* _About this task_
Everything in the listing below should be repeated exactly, apart from the pictures.

* _Supplied material_
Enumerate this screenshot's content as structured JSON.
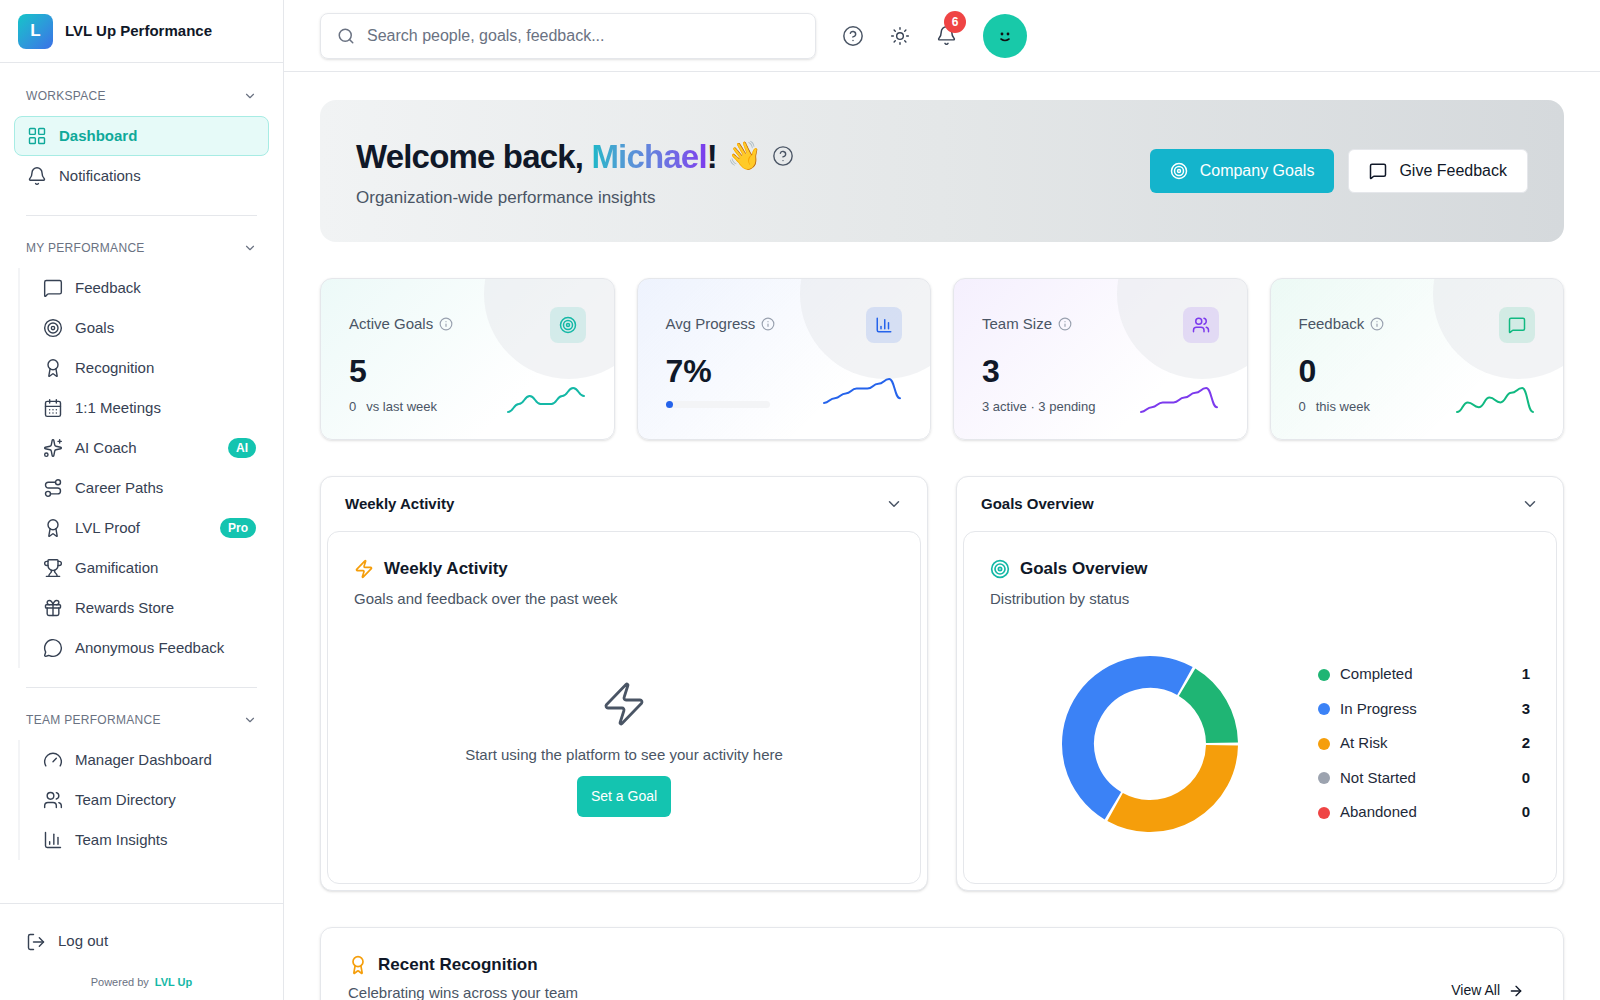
{
  "app": {
    "logo": "L",
    "name": "LVL Up Performance"
  },
  "search": {
    "placeholder": "Search people, goals, feedback..."
  },
  "notifications": {
    "count": "6"
  },
  "sidebar": {
    "sections": [
      {
        "title": "WORKSPACE",
        "expanded": true,
        "items": [
          {
            "label": "Dashboard",
            "selected": true
          },
          {
            "label": "Notifications",
            "selected": false
          }
        ]
      },
      {
        "title": "MY PERFORMANCE",
        "expanded": true,
        "items": [
          {
            "label": "Feedback",
            "selected": false
          },
          {
            "label": "Goals",
            "selected": false
          },
          {
            "label": "Recognition",
            "selected": false
          },
          {
            "label": "1:1 Meetings",
            "selected": false
          },
          {
            "label": "AI Coach",
            "selected": false,
            "badge": "AI"
          },
          {
            "label": "Career Paths",
            "selected": false
          },
          {
            "label": "LVL Proof",
            "selected": false,
            "badge": "Pro"
          },
          {
            "label": "Gamification",
            "selected": false
          },
          {
            "label": "Rewards Store",
            "selected": false
          },
          {
            "label": "Anonymous Feedback",
            "selected": false
          }
        ]
      },
      {
        "title": "TEAM PERFORMANCE",
        "expanded": true,
        "items": [
          {
            "label": "Manager Dashboard",
            "selected": false
          },
          {
            "label": "Team Directory",
            "selected": false
          },
          {
            "label": "Team Insights",
            "selected": false
          }
        ]
      }
    ],
    "footer": {
      "logout": "Log out",
      "powered_by": "Powered by",
      "brand": "LVL Up"
    }
  },
  "hero": {
    "greeting": "Welcome back, ",
    "name": "Michael",
    "punctuation": "!",
    "emoji": "👋",
    "subtitle": "Organization-wide performance insights",
    "buttons": [
      {
        "label": "Company Goals",
        "primary": true
      },
      {
        "label": "Give Feedback",
        "primary": false
      }
    ]
  },
  "stats": [
    {
      "kind": "delta",
      "label": "Active Goals",
      "value": "5",
      "delta": "0",
      "note": "vs last week",
      "color": "#14b8a6",
      "trend": [
        2,
        3,
        4,
        3,
        3,
        4,
        5,
        4
      ]
    },
    {
      "kind": "progress",
      "label": "Avg Progress",
      "value": "7%",
      "level": 0.07,
      "color": "#2563eb",
      "trend": [
        1,
        2,
        3,
        4,
        4,
        5,
        6,
        2
      ]
    },
    {
      "kind": "note",
      "label": "Team Size",
      "value": "3",
      "note": "3 active · 3 pending",
      "color": "#7c3aed",
      "trend": [
        1,
        2,
        3,
        3,
        4,
        5,
        6,
        2
      ]
    },
    {
      "kind": "delta",
      "label": "Feedback",
      "value": "0",
      "delta": "0",
      "note": "this week",
      "color": "#10b981",
      "trend": [
        1,
        3,
        2,
        4,
        3,
        5,
        6,
        1
      ]
    }
  ],
  "weekly": {
    "panel_title": "Weekly Activity",
    "expanded": true,
    "title": "Weekly Activity",
    "subtitle": "Goals and feedback over the past week",
    "empty": "Start using the platform to see your activity here",
    "button": "Set a Goal"
  },
  "goals": {
    "panel_title": "Goals Overview",
    "expanded": true,
    "title": "Goals Overview",
    "subtitle": "Distribution by status",
    "statuses": [
      {
        "label": "Completed",
        "count": "1",
        "value": 1,
        "color": "#1fb574"
      },
      {
        "label": "In Progress",
        "count": "3",
        "value": 3,
        "color": "#3b82f6"
      },
      {
        "label": "At Risk",
        "count": "2",
        "value": 2,
        "color": "#f59e0b"
      },
      {
        "label": "Not Started",
        "count": "0",
        "value": 0,
        "color": "#9ca3af"
      },
      {
        "label": "Abandoned",
        "count": "0",
        "value": 0,
        "color": "#ef4444"
      }
    ]
  },
  "recognition": {
    "title": "Recent Recognition",
    "subtitle": "Celebrating wins across your team",
    "link": "View All"
  }
}
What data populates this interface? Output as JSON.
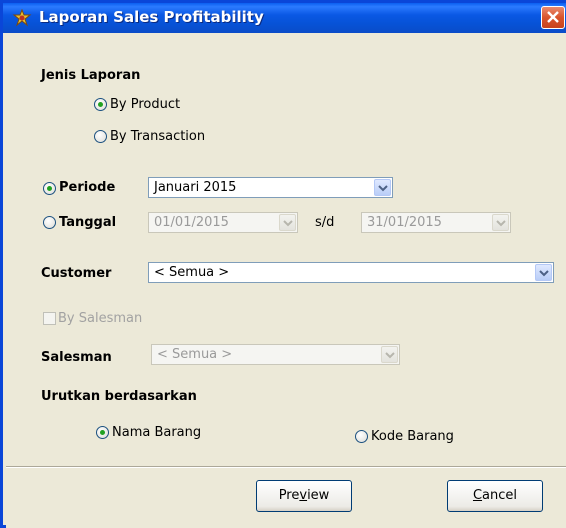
{
  "window": {
    "title": "Laporan Sales Profitability"
  },
  "jenis_laporan": {
    "label": "Jenis Laporan",
    "options": [
      {
        "label": "By Product",
        "checked": true
      },
      {
        "label": "By Transaction",
        "checked": false
      }
    ]
  },
  "periode": {
    "label": "Periode",
    "checked": true,
    "value": "Januari 2015"
  },
  "tanggal": {
    "label": "Tanggal",
    "checked": false,
    "from": "01/01/2015",
    "separator": "s/d",
    "to": "31/01/2015"
  },
  "customer": {
    "label": "Customer",
    "value": "< Semua >"
  },
  "by_salesman": {
    "label": "By Salesman",
    "checked": false
  },
  "salesman": {
    "label": "Salesman",
    "value": "< Semua >"
  },
  "urutkan": {
    "label": "Urutkan berdasarkan",
    "options": [
      {
        "label": "Nama Barang",
        "checked": true
      },
      {
        "label": "Kode Barang",
        "checked": false
      }
    ]
  },
  "buttons": {
    "preview": {
      "pre": "Pre",
      "accel": "v",
      "post": "iew"
    },
    "cancel": {
      "pre": "",
      "accel": "C",
      "post": "ancel"
    }
  },
  "colors": {
    "titlebar": "#0a5ff0",
    "client": "#ece9d8",
    "radio_dot": "#21a121",
    "close": "#d9542c"
  }
}
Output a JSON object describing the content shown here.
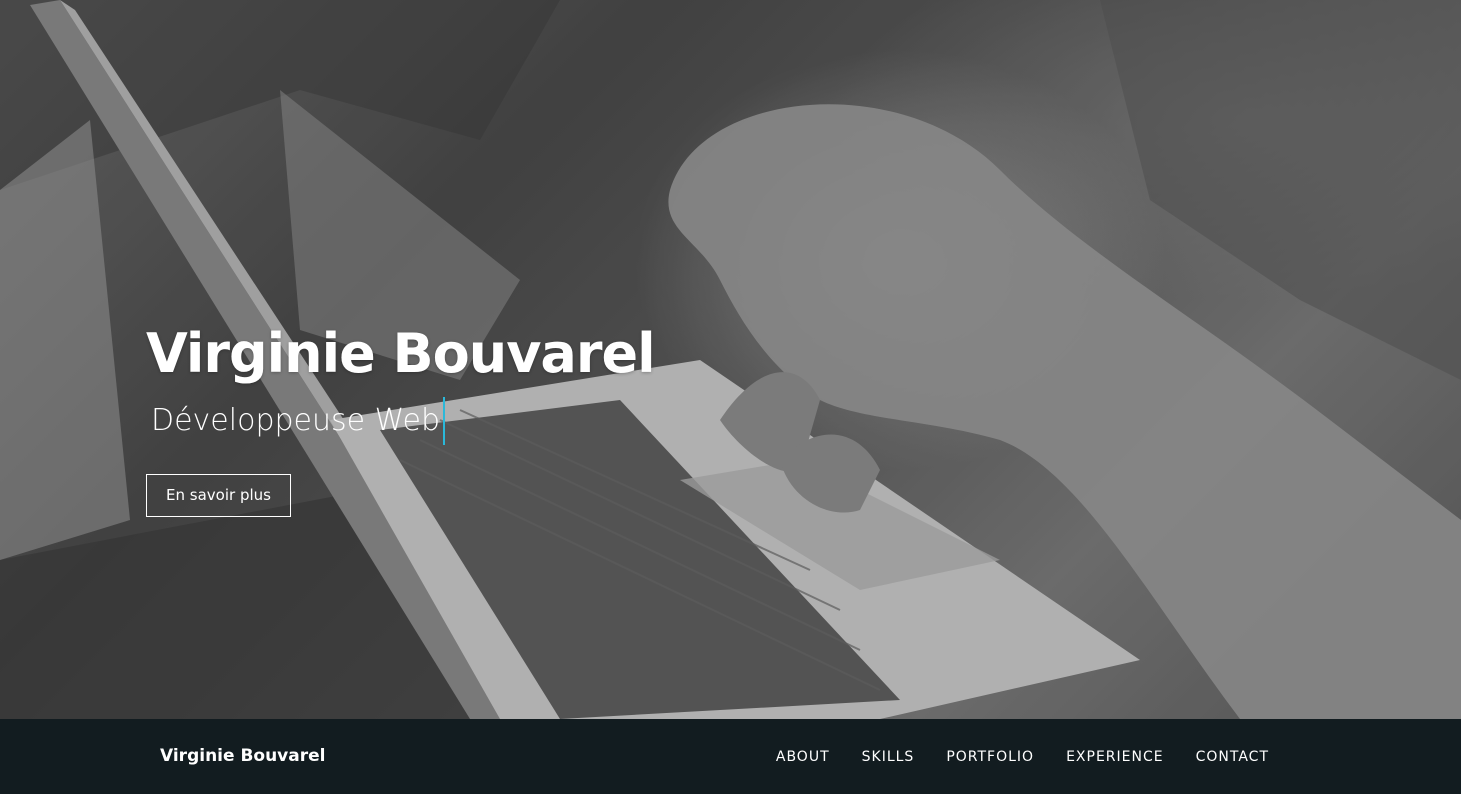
{
  "hero": {
    "title": "Virginie Bouvarel",
    "subtitle": "Développeuse Web",
    "cta_label": "En savoir plus",
    "background_image": "grayscale photo of hands typing on a laptop keyboard"
  },
  "navbar": {
    "brand": "Virginie Bouvarel",
    "items": [
      {
        "label": "ABOUT"
      },
      {
        "label": "SKILLS"
      },
      {
        "label": "PORTFOLIO"
      },
      {
        "label": "EXPERIENCE"
      },
      {
        "label": "CONTACT"
      }
    ]
  },
  "colors": {
    "navbar_bg": "#121c20",
    "cursor_accent": "#2bb8d9",
    "text": "#ffffff"
  }
}
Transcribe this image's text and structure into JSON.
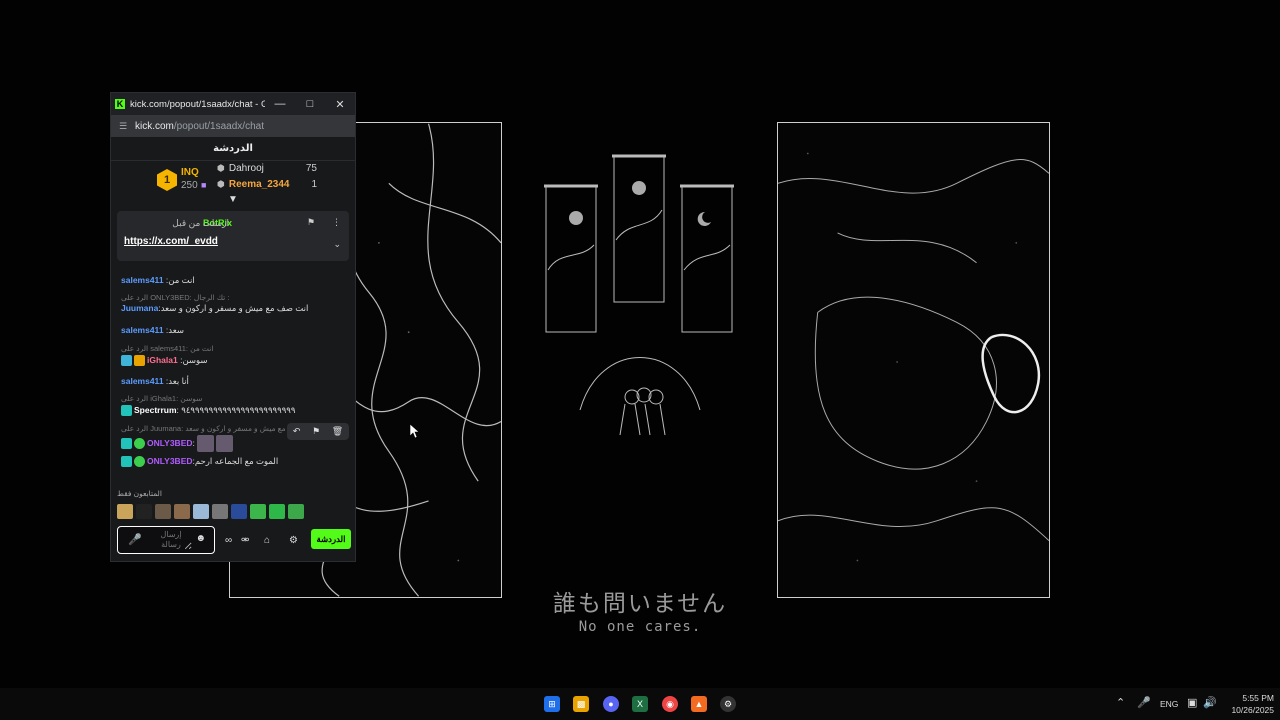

* _Solution_
Enumerate this screenshot's content as structured JSON.
{
  "app": {
    "logo": "L",
    "name": "LVL Up Performance"
  },
  "search": {
    "placeholder": "Search people, goals, feedback..."
  },
  "notifications": {
    "count": "6"
  },
  "sidebar": {
    "sections": [
      {
        "title": "WORKSPACE",
        "expanded": true,
        "items": [
          {
            "label": "Dashboard",
            "selected": true
          },
          {
            "label": "Notifications",
            "selected": false
          }
        ]
      },
      {
        "title": "MY PERFORMANCE",
        "expanded": true,
        "items": [
          {
            "label": "Feedback",
            "selected": false
          },
          {
            "label": "Goals",
            "selected": false
          },
          {
            "label": "Recognition",
            "selected": false
          },
          {
            "label": "1:1 Meetings",
            "selected": false
          },
          {
            "label": "AI Coach",
            "selected": false,
            "badge": "AI"
          },
          {
            "label": "Career Paths",
            "selected": false
          },
          {
            "label": "LVL Proof",
            "selected": false,
            "badge": "Pro"
          },
          {
            "label": "Gamification",
            "selected": false
          },
          {
            "label": "Rewards Store",
            "selected": false
          },
          {
            "label": "Anonymous Feedback",
            "selected": false
          }
        ]
      },
      {
        "title": "TEAM PERFORMANCE",
        "expanded": true,
        "items": [
          {
            "label": "Manager Dashboard",
            "selected": false
          },
          {
            "label": "Team Directory",
            "selected": false
          },
          {
            "label": "Team Insights",
            "selected": false
          }
        ]
      }
    ],
    "footer": {
      "logout": "Log out",
      "powered_by": "Powered by",
      "brand": "LVL Up"
    }
  },
  "hero": {
    "greeting": "Welcome back, ",
    "name": "Michael",
    "punctuation": "!",
    "emoji": "👋",
    "subtitle": "Organization-wide performance insights",
    "buttons": [
      {
        "label": "Company Goals",
        "primary": true
      },
      {
        "label": "Give Feedback",
        "primary": false
      }
    ]
  },
  "stats": [
    {
      "kind": "delta",
      "label": "Active Goals",
      "value": "5",
      "delta": "0",
      "note": "vs last week",
      "color": "#14b8a6",
      "trend": [
        2,
        3,
        4,
        3,
        3,
        4,
        5,
        4
      ]
    },
    {
      "kind": "progress",
      "label": "Avg Progress",
      "value": "7%",
      "level": 0.07,
      "color": "#2563eb",
      "trend": [
        1,
        2,
        3,
        4,
        4,
        5,
        6,
        2
      ]
    },
    {
      "kind": "note",
      "label": "Team Size",
      "value": "3",
      "note": "3 active · 3 pending",
      "color": "#7c3aed",
      "trend": [
        1,
        2,
        3,
        3,
        4,
        5,
        6,
        2
      ]
    },
    {
      "kind": "delta",
      "label": "Feedback",
      "value": "0",
      "delta": "0",
      "note": "this week",
      "color": "#10b981",
      "trend": [
        1,
        3,
        2,
        4,
        3,
        5,
        6,
        1
      ]
    }
  ],
  "weekly": {
    "panel_title": "Weekly Activity",
    "expanded": true,
    "title": "Weekly Activity",
    "subtitle": "Goals and feedback over the past week",
    "empty": "Start using the platform to see your activity here",
    "button": "Set a Goal"
  },
  "goals": {
    "panel_title": "Goals Overview",
    "expanded": true,
    "title": "Goals Overview",
    "subtitle": "Distribution by status",
    "statuses": [
      {
        "label": "Completed",
        "count": "1",
        "value": 1,
        "color": "#1fb574"
      },
      {
        "label": "In Progress",
        "count": "3",
        "value": 3,
        "color": "#3b82f6"
      },
      {
        "label": "At Risk",
        "count": "2",
        "value": 2,
        "color": "#f59e0b"
      },
      {
        "label": "Not Started",
        "count": "0",
        "value": 0,
        "color": "#9ca3af"
      },
      {
        "label": "Abandoned",
        "count": "0",
        "value": 0,
        "color": "#ef4444"
      }
    ]
  },
  "recognition": {
    "title": "Recent Recognition",
    "subtitle": "Celebrating wins across your team",
    "link": "View All"
  }
}
What data populates this interface? Output as JSON.
{
  "window": {
    "title": "Laporan Sales Profitability"
  },
  "jenis_laporan": {
    "label": "Jenis Laporan",
    "options": [
      {
        "label": "By Product",
        "checked": true
      },
      {
        "label": "By Transaction",
        "checked": false
      }
    ]
  },
  "periode": {
    "label": "Periode",
    "checked": true,
    "value": "Januari 2015"
  },
  "tanggal": {
    "label": "Tanggal",
    "checked": false,
    "from": "01/01/2015",
    "separator": "s/d",
    "to": "31/01/2015"
  },
  "customer": {
    "label": "Customer",
    "value": "< Semua >"
  },
  "by_salesman": {
    "label": "By Salesman",
    "checked": false
  },
  "salesman": {
    "label": "Salesman",
    "value": "< Semua >"
  },
  "urutkan": {
    "label": "Urutkan berdasarkan",
    "options": [
      {
        "label": "Nama Barang",
        "checked": true
      },
      {
        "label": "Kode Barang",
        "checked": false
      }
    ]
  },
  "buttons": {
    "preview": {
      "pre": "Pre",
      "accel": "v",
      "post": "iew"
    },
    "cancel": {
      "pre": "",
      "accel": "C",
      "post": "ancel"
    }
  },
  "colors": {
    "titlebar": "#0a5ff0",
    "client": "#ece9d8",
    "radio_dot": "#21a121",
    "close": "#d9542c"
  }
}
Output a JSON object describing the content shown here.
{
  "hero": {
    "title": "Virginie Bouvarel",
    "subtitle": "Développeuse Web",
    "cta_label": "En savoir plus",
    "background_image": "grayscale photo of hands typing on a laptop keyboard"
  },
  "navbar": {
    "brand": "Virginie Bouvarel",
    "items": [
      {
        "label": "ABOUT"
      },
      {
        "label": "SKILLS"
      },
      {
        "label": "PORTFOLIO"
      },
      {
        "label": "EXPERIENCE"
      },
      {
        "label": "CONTACT"
      }
    ]
  },
  "colors": {
    "navbar_bg": "#121c20",
    "cursor_accent": "#2bb8d9",
    "text": "#ffffff"
  }
}
Transcribe this image's text and structure into JSON.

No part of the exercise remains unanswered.